## What is required
Look through the data that follows and say how many of its lines contain "name", giving the number only.

## Extracted data
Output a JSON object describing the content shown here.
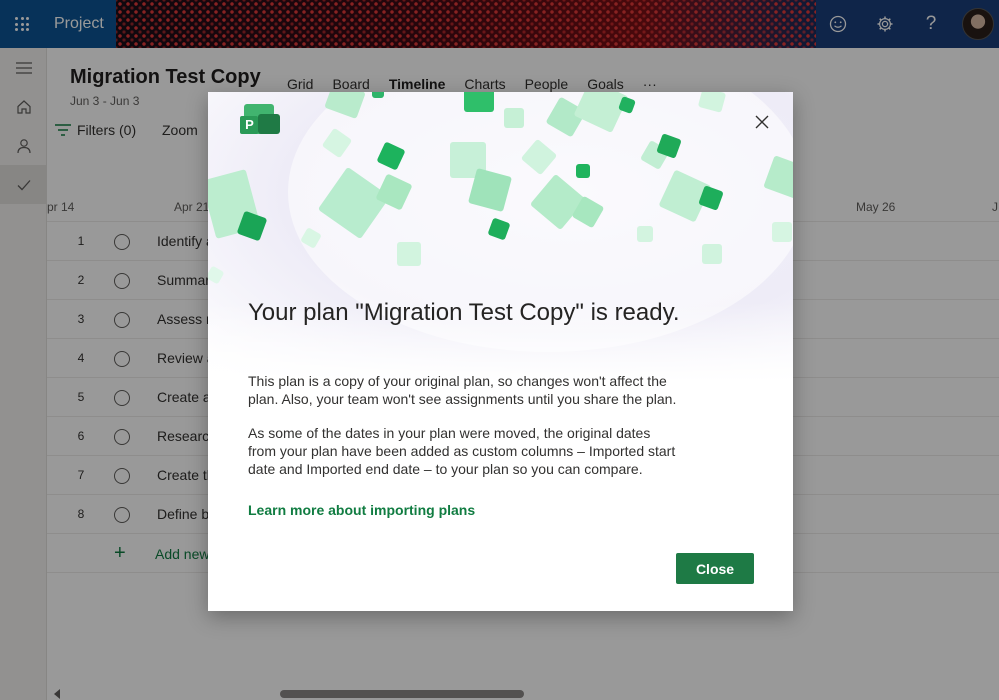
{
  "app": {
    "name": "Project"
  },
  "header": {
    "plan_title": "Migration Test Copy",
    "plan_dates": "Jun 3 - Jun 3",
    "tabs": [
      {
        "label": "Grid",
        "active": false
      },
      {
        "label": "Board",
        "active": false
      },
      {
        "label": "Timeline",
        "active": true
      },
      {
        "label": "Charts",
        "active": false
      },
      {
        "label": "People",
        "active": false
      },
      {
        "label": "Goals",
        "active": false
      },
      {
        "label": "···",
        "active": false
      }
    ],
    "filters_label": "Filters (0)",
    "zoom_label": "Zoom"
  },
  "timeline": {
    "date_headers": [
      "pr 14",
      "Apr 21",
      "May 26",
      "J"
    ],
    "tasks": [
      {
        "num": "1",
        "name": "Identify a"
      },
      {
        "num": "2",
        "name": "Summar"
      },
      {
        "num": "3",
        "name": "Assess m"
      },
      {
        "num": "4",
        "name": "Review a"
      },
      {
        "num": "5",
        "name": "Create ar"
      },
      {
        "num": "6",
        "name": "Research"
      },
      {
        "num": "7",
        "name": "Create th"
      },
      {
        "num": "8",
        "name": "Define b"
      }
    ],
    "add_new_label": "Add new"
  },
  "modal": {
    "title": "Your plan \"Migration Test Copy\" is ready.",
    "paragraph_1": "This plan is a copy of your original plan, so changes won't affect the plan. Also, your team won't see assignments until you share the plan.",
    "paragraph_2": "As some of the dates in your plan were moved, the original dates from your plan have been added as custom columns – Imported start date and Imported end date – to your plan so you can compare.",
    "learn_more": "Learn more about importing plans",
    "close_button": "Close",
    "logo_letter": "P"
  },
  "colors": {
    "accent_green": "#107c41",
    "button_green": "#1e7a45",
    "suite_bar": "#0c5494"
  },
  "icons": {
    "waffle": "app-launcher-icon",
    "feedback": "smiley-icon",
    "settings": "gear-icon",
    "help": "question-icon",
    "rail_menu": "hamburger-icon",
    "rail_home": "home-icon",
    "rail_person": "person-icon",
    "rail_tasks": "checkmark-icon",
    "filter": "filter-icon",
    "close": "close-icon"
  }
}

## Output for this exercise
9